The closure of hotels, restaurants and bars has had a significant impact on the company, due to the amount of on-trade sales they had hoped to make, as distributors couldn’t sell the product to trade.
The Tasting Room had been open for about 18 months and growing in popularity, and 2020 was expected to be Rathfinny’s first ‘big year’ in relation to wine tourism. Due to coronavirus, Rathfinny were forced to close the Tasting Room, as well as their flint barn accommodation and their Cellar Door shop. Wine tours also had to be cancelled, along with a number of weddings.
Changes made within the business throughout COVID-19:
- Rathfinny is a large local employer. Due to closures of the hospitality parts of the business, hospitality staff were initially asked to go into the vineyard to help pruning instead, before later being put on furlough.
- Management reviewed budgets to find ways to save costs and played out scenarios to look at what could be done within the business, depending on various factors.
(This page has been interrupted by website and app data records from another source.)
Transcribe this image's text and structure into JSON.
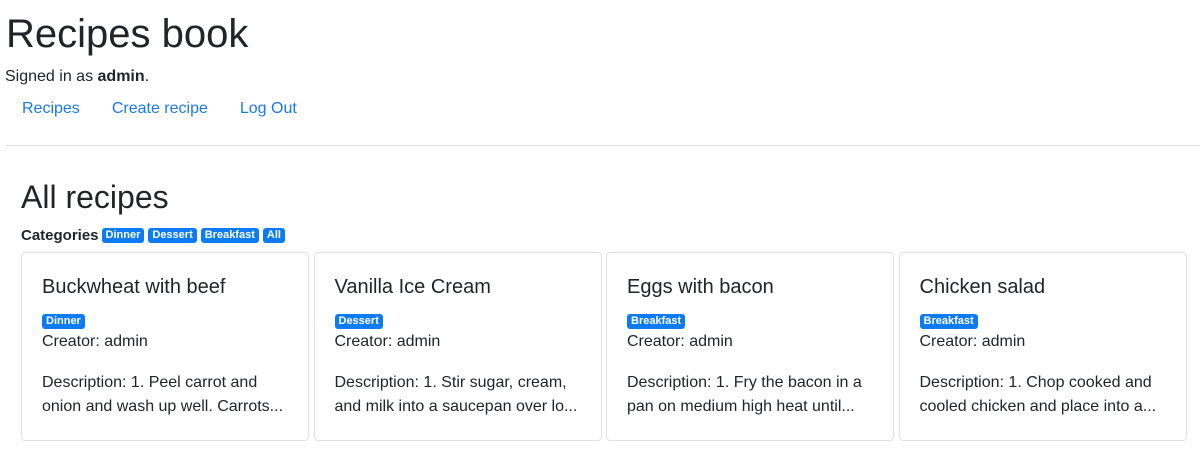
{
  "header": {
    "title": "Recipes book",
    "signed_in_prefix": "Signed in as ",
    "username": "admin",
    "signed_in_suffix": "."
  },
  "nav": {
    "recipes": "Recipes",
    "create_recipe": "Create recipe",
    "log_out": "Log Out"
  },
  "main": {
    "title": "All recipes",
    "categories_label": "Categories",
    "categories": [
      "Dinner",
      "Dessert",
      "Breakfast",
      "All"
    ]
  },
  "recipes": [
    {
      "title": "Buckwheat with beef",
      "category": "Dinner",
      "creator": "Creator: admin",
      "description": "Description: 1. Peel carrot and onion and wash up well. Carrots..."
    },
    {
      "title": "Vanilla Ice Cream",
      "category": "Dessert",
      "creator": "Creator: admin",
      "description": "Description: 1. Stir sugar, cream, and milk into a saucepan over lo..."
    },
    {
      "title": "Eggs with bacon",
      "category": "Breakfast",
      "creator": "Creator: admin",
      "description": "Description: 1. Fry the bacon in a pan on medium high heat until..."
    },
    {
      "title": "Chicken salad",
      "category": "Breakfast",
      "creator": "Creator: admin",
      "description": "Description: 1. Chop cooked and cooled chicken and place into a..."
    }
  ],
  "colors": {
    "link": "#1a7ae8",
    "badge": "#0d7bf4"
  }
}
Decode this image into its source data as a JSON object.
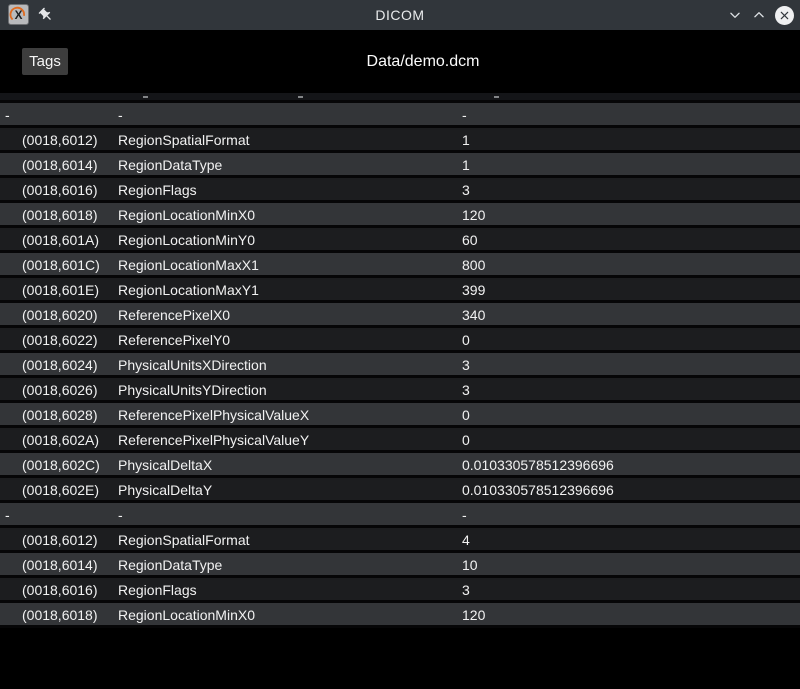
{
  "window": {
    "title": "DICOM",
    "icons": {
      "app": "x-application-icon",
      "pin": "pushpin-icon",
      "minimize": "chevron-down-icon",
      "maximize": "chevron-up-icon",
      "close": "close-x-icon"
    }
  },
  "header": {
    "tags_button_label": "Tags",
    "file_path": "Data/demo.dcm"
  },
  "table": {
    "columns": [
      "tag",
      "name",
      "value"
    ],
    "rows": [
      {
        "tag": "-",
        "name": "-",
        "value": "-",
        "group": true
      },
      {
        "tag": "(0018,6012)",
        "name": "RegionSpatialFormat",
        "value": "1"
      },
      {
        "tag": "(0018,6014)",
        "name": "RegionDataType",
        "value": "1"
      },
      {
        "tag": "(0018,6016)",
        "name": "RegionFlags",
        "value": "3"
      },
      {
        "tag": "(0018,6018)",
        "name": "RegionLocationMinX0",
        "value": "120"
      },
      {
        "tag": "(0018,601A)",
        "name": "RegionLocationMinY0",
        "value": "60"
      },
      {
        "tag": "(0018,601C)",
        "name": "RegionLocationMaxX1",
        "value": "800"
      },
      {
        "tag": "(0018,601E)",
        "name": "RegionLocationMaxY1",
        "value": "399"
      },
      {
        "tag": "(0018,6020)",
        "name": "ReferencePixelX0",
        "value": "340"
      },
      {
        "tag": "(0018,6022)",
        "name": "ReferencePixelY0",
        "value": "0"
      },
      {
        "tag": "(0018,6024)",
        "name": "PhysicalUnitsXDirection",
        "value": "3"
      },
      {
        "tag": "(0018,6026)",
        "name": "PhysicalUnitsYDirection",
        "value": "3"
      },
      {
        "tag": "(0018,6028)",
        "name": "ReferencePixelPhysicalValueX",
        "value": "0"
      },
      {
        "tag": "(0018,602A)",
        "name": "ReferencePixelPhysicalValueY",
        "value": "0"
      },
      {
        "tag": "(0018,602C)",
        "name": "PhysicalDeltaX",
        "value": "0.010330578512396696"
      },
      {
        "tag": "(0018,602E)",
        "name": "PhysicalDeltaY",
        "value": "0.010330578512396696"
      },
      {
        "tag": "-",
        "name": "-",
        "value": "-",
        "group": true
      },
      {
        "tag": "(0018,6012)",
        "name": "RegionSpatialFormat",
        "value": "4"
      },
      {
        "tag": "(0018,6014)",
        "name": "RegionDataType",
        "value": "10"
      },
      {
        "tag": "(0018,6016)",
        "name": "RegionFlags",
        "value": "3"
      },
      {
        "tag": "(0018,6018)",
        "name": "RegionLocationMinX0",
        "value": "120"
      }
    ]
  },
  "colors": {
    "titlebar": "#31363b",
    "header_bg": "#000000",
    "row_light": "#333538",
    "row_dark": "#1c1d1f",
    "row_separator": "#060607",
    "text": "#f2f2f2",
    "tags_button_bg": "#3d3d3d",
    "close_button_bg": "#eff0f1",
    "control_icon": "#dce0e3",
    "app_icon_orange": "#e06b1f"
  }
}
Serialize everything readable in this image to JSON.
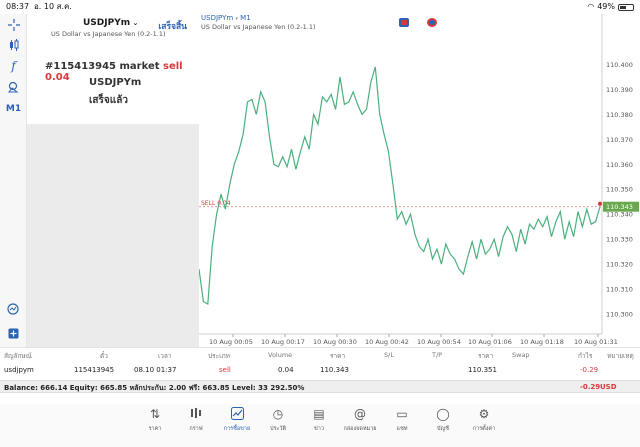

- The development of a new website was accelerated, the growth of an online presence was focused upon, and the ability to sell directly to customers on the website was added. This had always been in Rathfinny’s long term plan, but COVID-19 accelerated the need for this.
What does the future look like?
Once restaurants and bars have reopened, that will produce a route to market for Rathfinny’s wines. Following lessening of government restrictions, over the summer Rathfinny will be selling picnics that can be preordered and enjoyed on the Estate and offering a Seafood Kitchen where people can take away delicious treats like lobster and fries. They’ll be offering the flint barn accommodation for sole-use staycations, so people can holiday with their families at the venue.
Rathfinny will also be developing their off-trade sales and fast-forwarding different export markets, focusing on countries that are able to restart their hospitality industries following COVID-19.
Working together with the Sussex Modern brand, local councils and National Park with regards to invigorating in the area, Sarah believes the future looks promising for this resilient county and its local workforce.
To listen to Episode 1 of Chalk Talks and hear about Sarah Driver’s Rathfinny journey in her own words, visit Anchor FM, or find Chalk Talks via your usual podcast platforms.